Evans was a Michigan State wrestler, and his school dual meet against Cormier's Oklahoma State team. Cormier was wrestling one of Evans's teammates and friends. Cormier was ranked third in the country, and Evans's teammate had a losing record. What probably should not have been a close match ended up being one, and Cormier only won by a single point.

"It was tough, because Rashad never let me live that down," Cormier says.
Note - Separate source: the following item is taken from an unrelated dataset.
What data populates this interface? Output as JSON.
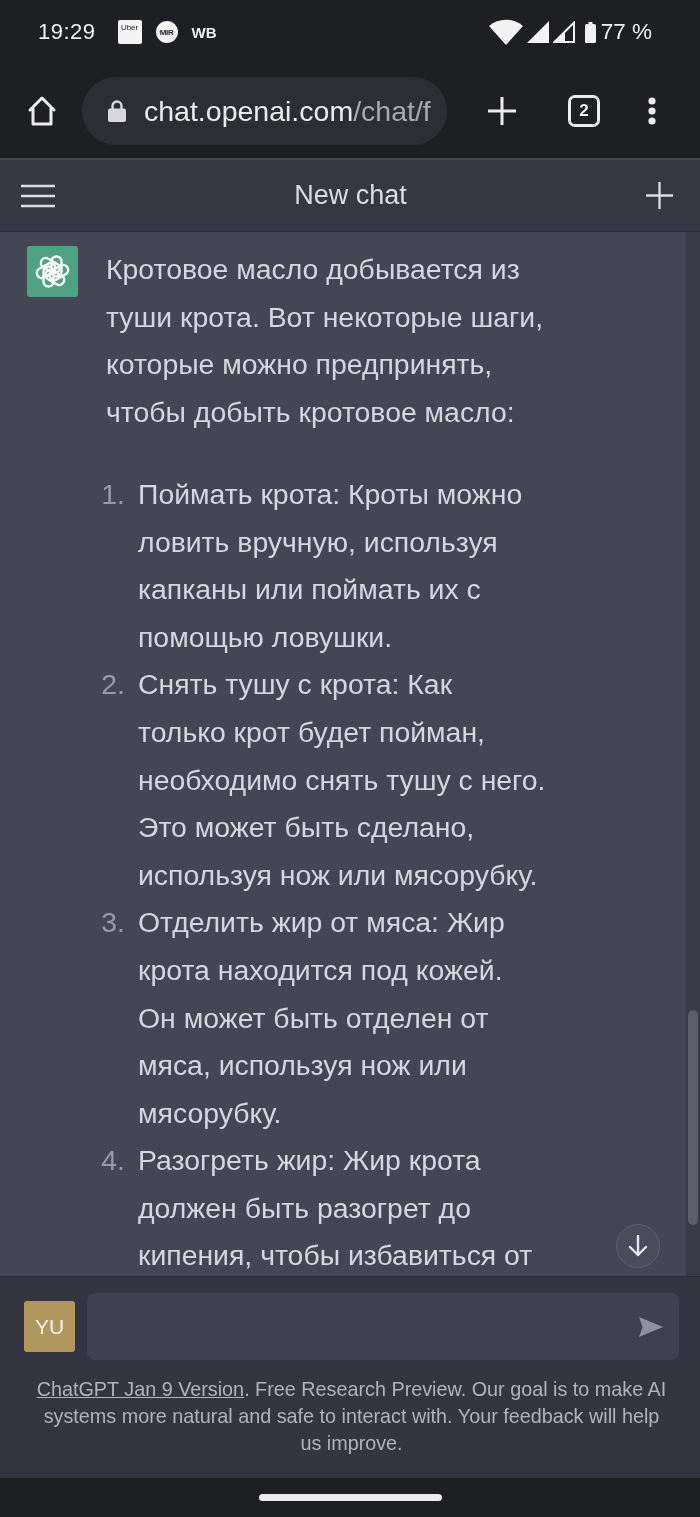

Cormier and Evans have remained friends ever since. They talk on the phone. They text. Or, they do when they are not training to fight each other, as they will do next week at UFC 170 in Las Vegas. Right now, there is silence between Cormier and Evans. It is a decision made solely by Cormier, who still receives texts from Evans but chooses not to answer them. He is ignoring his friend, he says, because it will be easier to fight him.